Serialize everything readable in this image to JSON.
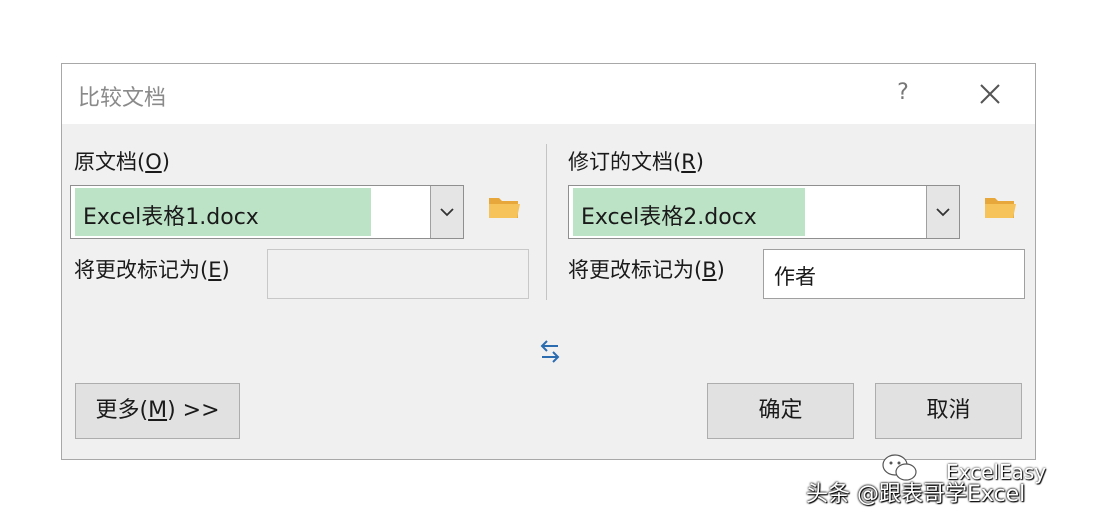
{
  "dialog": {
    "title": "比较文档",
    "help": "?",
    "original": {
      "label_prefix": "原文档(",
      "label_key": "O",
      "label_suffix": ")",
      "selected": "Excel表格1.docx",
      "mark_label_prefix": "将更改标记为(",
      "mark_label_key": "E",
      "mark_label_suffix": ")",
      "mark_value": ""
    },
    "revised": {
      "label_prefix": "修订的文档(",
      "label_key": "R",
      "label_suffix": ")",
      "selected": "Excel表格2.docx",
      "mark_label_prefix": "将更改标记为(",
      "mark_label_key": "B",
      "mark_label_suffix": ")",
      "mark_value": "作者"
    },
    "buttons": {
      "more_prefix": "更多(",
      "more_key": "M",
      "more_suffix": ") >>",
      "ok": "确定",
      "cancel": "取消"
    }
  },
  "watermark": {
    "top": "ExcelEasy",
    "bottom": "头条 @跟表哥学Excel"
  },
  "colors": {
    "highlight": "#bde3c7",
    "swap_arrows": "#2b6cb0",
    "folder": "#f2b84b"
  }
}
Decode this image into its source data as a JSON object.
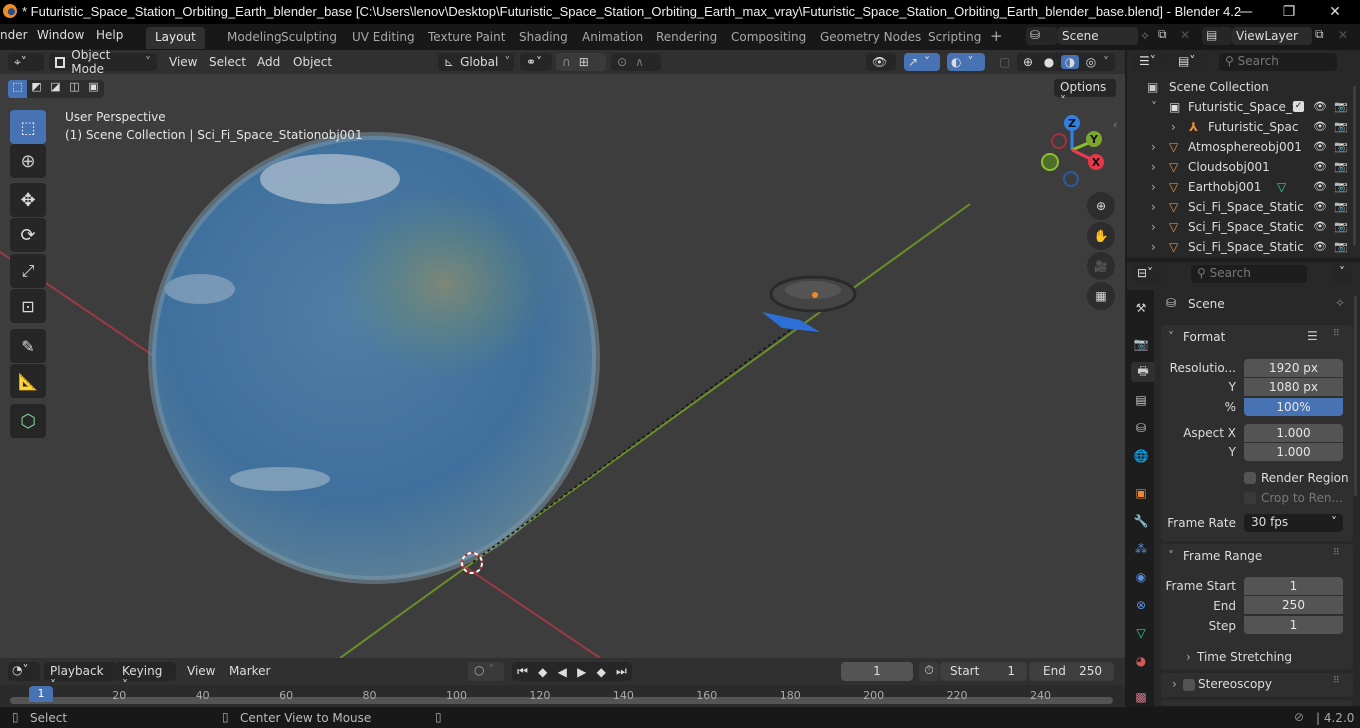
{
  "window": {
    "title": "* Futuristic_Space_Station_Orbiting_Earth_blender_base [C:\\Users\\lenov\\Desktop\\Futuristic_Space_Station_Orbiting_Earth_max_vray\\Futuristic_Space_Station_Orbiting_Earth_blender_base.blend] - Blender 4.2",
    "controls": {
      "minimize": "—",
      "maximize": "❐",
      "close": "✕"
    }
  },
  "menubar": {
    "menus": [
      "nder",
      "Window",
      "Help"
    ],
    "workspaces": [
      {
        "label": "Layout",
        "active": true
      },
      {
        "label": "Modeling"
      },
      {
        "label": "Sculpting"
      },
      {
        "label": "UV Editing"
      },
      {
        "label": "Texture Paint"
      },
      {
        "label": "Shading"
      },
      {
        "label": "Animation"
      },
      {
        "label": "Rendering"
      },
      {
        "label": "Compositing"
      },
      {
        "label": "Geometry Nodes"
      },
      {
        "label": "Scripting"
      }
    ],
    "add_workspace": "+",
    "scene": "Scene",
    "view_layer": "ViewLayer"
  },
  "viewport_header": {
    "mode": "Object Mode",
    "menus": [
      "View",
      "Select",
      "Add",
      "Object"
    ],
    "orientation": "Global",
    "options": "Options"
  },
  "viewport": {
    "perspective": "User Perspective",
    "collection_info": "(1) Scene Collection | Sci_Fi_Space_Stationobj001",
    "gizmo": {
      "x": "X",
      "y": "Y",
      "z": "Z"
    },
    "colors": {
      "x": "#f0394f",
      "y": "#8bbf2b",
      "z": "#2f82e3",
      "accent": "#4772b3"
    }
  },
  "outliner": {
    "search_placeholder": "Search",
    "root": "Scene Collection",
    "items": [
      {
        "label": "Futuristic_Space_S",
        "type": "collection",
        "indent": 1
      },
      {
        "label": "Futuristic_Spac",
        "type": "armature",
        "indent": 2
      },
      {
        "label": "Atmosphereobj001",
        "type": "mesh",
        "indent": 1
      },
      {
        "label": "Cloudsobj001",
        "type": "mesh",
        "indent": 1
      },
      {
        "label": "Earthobj001",
        "type": "mesh",
        "indent": 1
      },
      {
        "label": "Sci_Fi_Space_Static",
        "type": "mesh",
        "indent": 1
      },
      {
        "label": "Sci_Fi_Space_Static",
        "type": "mesh",
        "indent": 1
      },
      {
        "label": "Sci_Fi_Space_Static",
        "type": "mesh",
        "indent": 1
      }
    ]
  },
  "properties": {
    "search_placeholder": "Search",
    "context": "Scene",
    "format": {
      "title": "Format",
      "resolution_label": "Resolutio...",
      "resolution_x": "1920 px",
      "y_label": "Y",
      "resolution_y": "1080 px",
      "percent_label": "%",
      "percent": "100%",
      "aspect_x_label": "Aspect X",
      "aspect_x": "1.000",
      "aspect_y_label": "Y",
      "aspect_y": "1.000",
      "render_region": "Render Region",
      "crop": "Crop to Ren...",
      "frame_rate_label": "Frame Rate",
      "frame_rate": "30 fps"
    },
    "frame_range": {
      "title": "Frame Range",
      "start_label": "Frame Start",
      "start": "1",
      "end_label": "End",
      "end": "250",
      "step_label": "Step",
      "step": "1",
      "time_stretching": "Time Stretching"
    },
    "stereoscopy": "Stereoscopy"
  },
  "timeline": {
    "menus": [
      "Playback",
      "Keying",
      "View",
      "Marker"
    ],
    "current_frame": "1",
    "start_label": "Start",
    "start": "1",
    "end_label": "End",
    "end": "250",
    "ticks": [
      "20",
      "40",
      "60",
      "80",
      "100",
      "120",
      "140",
      "160",
      "180",
      "200",
      "220",
      "240"
    ],
    "playhead": "1"
  },
  "statusbar": {
    "select": "Select",
    "center": "Center View to Mouse",
    "version": "4.2.0"
  }
}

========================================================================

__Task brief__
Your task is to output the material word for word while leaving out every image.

__Task output__
Serialize everything readable in this image to JSON.
{
  "dialog": {
    "title": "比较文档",
    "help": "?",
    "original": {
      "label_prefix": "原文档(",
      "label_key": "O",
      "label_suffix": ")",
      "selected": "Excel表格1.docx",
      "mark_label_prefix": "将更改标记为(",
      "mark_label_key": "E",
      "mark_label_suffix": ")",
      "mark_value": ""
    },
    "revised": {
      "label_prefix": "修订的文档(",
      "label_key": "R",
      "label_suffix": ")",
      "selected": "Excel表格2.docx",
      "mark_label_prefix": "将更改标记为(",
      "mark_label_key": "B",
      "mark_label_suffix": ")",
      "mark_value": "作者"
    },
    "buttons": {
      "more_prefix": "更多(",
      "more_key": "M",
      "more_suffix": ") >>",
      "ok": "确定",
      "cancel": "取消"
    }
  },
  "watermark": {
    "top": "ExcelEasy",
    "bottom": "头条 @跟表哥学Excel"
  },
  "colors": {
    "highlight": "#bde3c7",
    "swap_arrows": "#2b6cb0",
    "folder": "#f2b84b"
  }
}
Decode this image into its source data as a JSON object.
{
  "window": {
    "title": "* Futuristic_Space_Station_Orbiting_Earth_blender_base [C:\\Users\\lenov\\Desktop\\Futuristic_Space_Station_Orbiting_Earth_max_vray\\Futuristic_Space_Station_Orbiting_Earth_blender_base.blend] - Blender 4.2",
    "controls": {
      "minimize": "—",
      "maximize": "❐",
      "close": "✕"
    }
  },
  "menubar": {
    "menus": [
      "nder",
      "Window",
      "Help"
    ],
    "workspaces": [
      {
        "label": "Layout",
        "active": true
      },
      {
        "label": "Modeling"
      },
      {
        "label": "Sculpting"
      },
      {
        "label": "UV Editing"
      },
      {
        "label": "Texture Paint"
      },
      {
        "label": "Shading"
      },
      {
        "label": "Animation"
      },
      {
        "label": "Rendering"
      },
      {
        "label": "Compositing"
      },
      {
        "label": "Geometry Nodes"
      },
      {
        "label": "Scripting"
      }
    ],
    "add_workspace": "+",
    "scene": "Scene",
    "view_layer": "ViewLayer"
  },
  "viewport_header": {
    "mode": "Object Mode",
    "menus": [
      "View",
      "Select",
      "Add",
      "Object"
    ],
    "orientation": "Global",
    "options": "Options"
  },
  "viewport": {
    "perspective": "User Perspective",
    "collection_info": "(1) Scene Collection | Sci_Fi_Space_Stationobj001",
    "gizmo": {
      "x": "X",
      "y": "Y",
      "z": "Z"
    },
    "colors": {
      "x": "#f0394f",
      "y": "#8bbf2b",
      "z": "#2f82e3",
      "accent": "#4772b3"
    }
  },
  "outliner": {
    "search_placeholder": "Search",
    "root": "Scene Collection",
    "items": [
      {
        "label": "Futuristic_Space_S",
        "type": "collection",
        "indent": 1
      },
      {
        "label": "Futuristic_Spac",
        "type": "armature",
        "indent": 2
      },
      {
        "label": "Atmosphereobj001",
        "type": "mesh",
        "indent": 1
      },
      {
        "label": "Cloudsobj001",
        "type": "mesh",
        "indent": 1
      },
      {
        "label": "Earthobj001",
        "type": "mesh",
        "indent": 1
      },
      {
        "label": "Sci_Fi_Space_Static",
        "type": "mesh",
        "indent": 1
      },
      {
        "label": "Sci_Fi_Space_Static",
        "type": "mesh",
        "indent": 1
      },
      {
        "label": "Sci_Fi_Space_Static",
        "type": "mesh",
        "indent": 1
      }
    ]
  },
  "properties": {
    "search_placeholder": "Search",
    "context": "Scene",
    "format": {
      "title": "Format",
      "resolution_label": "Resolutio...",
      "resolution_x": "1920 px",
      "y_label": "Y",
      "resolution_y": "1080 px",
      "percent_label": "%",
      "percent": "100%",
      "aspect_x_label": "Aspect X",
      "aspect_x": "1.000",
      "aspect_y_label": "Y",
      "aspect_y": "1.000",
      "render_region": "Render Region",
      "crop": "Crop to Ren...",
      "frame_rate_label": "Frame Rate",
      "frame_rate": "30 fps"
    },
    "frame_range": {
      "title": "Frame Range",
      "start_label": "Frame Start",
      "start": "1",
      "end_label": "End",
      "end": "250",
      "step_label": "Step",
      "step": "1",
      "time_stretching": "Time Stretching"
    },
    "stereoscopy": "Stereoscopy"
  },
  "timeline": {
    "menus": [
      "Playback",
      "Keying",
      "View",
      "Marker"
    ],
    "current_frame": "1",
    "start_label": "Start",
    "start": "1",
    "end_label": "End",
    "end": "250",
    "ticks": [
      "20",
      "40",
      "60",
      "80",
      "100",
      "120",
      "140",
      "160",
      "180",
      "200",
      "220",
      "240"
    ],
    "playhead": "1"
  },
  "statusbar": {
    "select": "Select",
    "center": "Center View to Mouse",
    "version": "4.2.0"
  }
}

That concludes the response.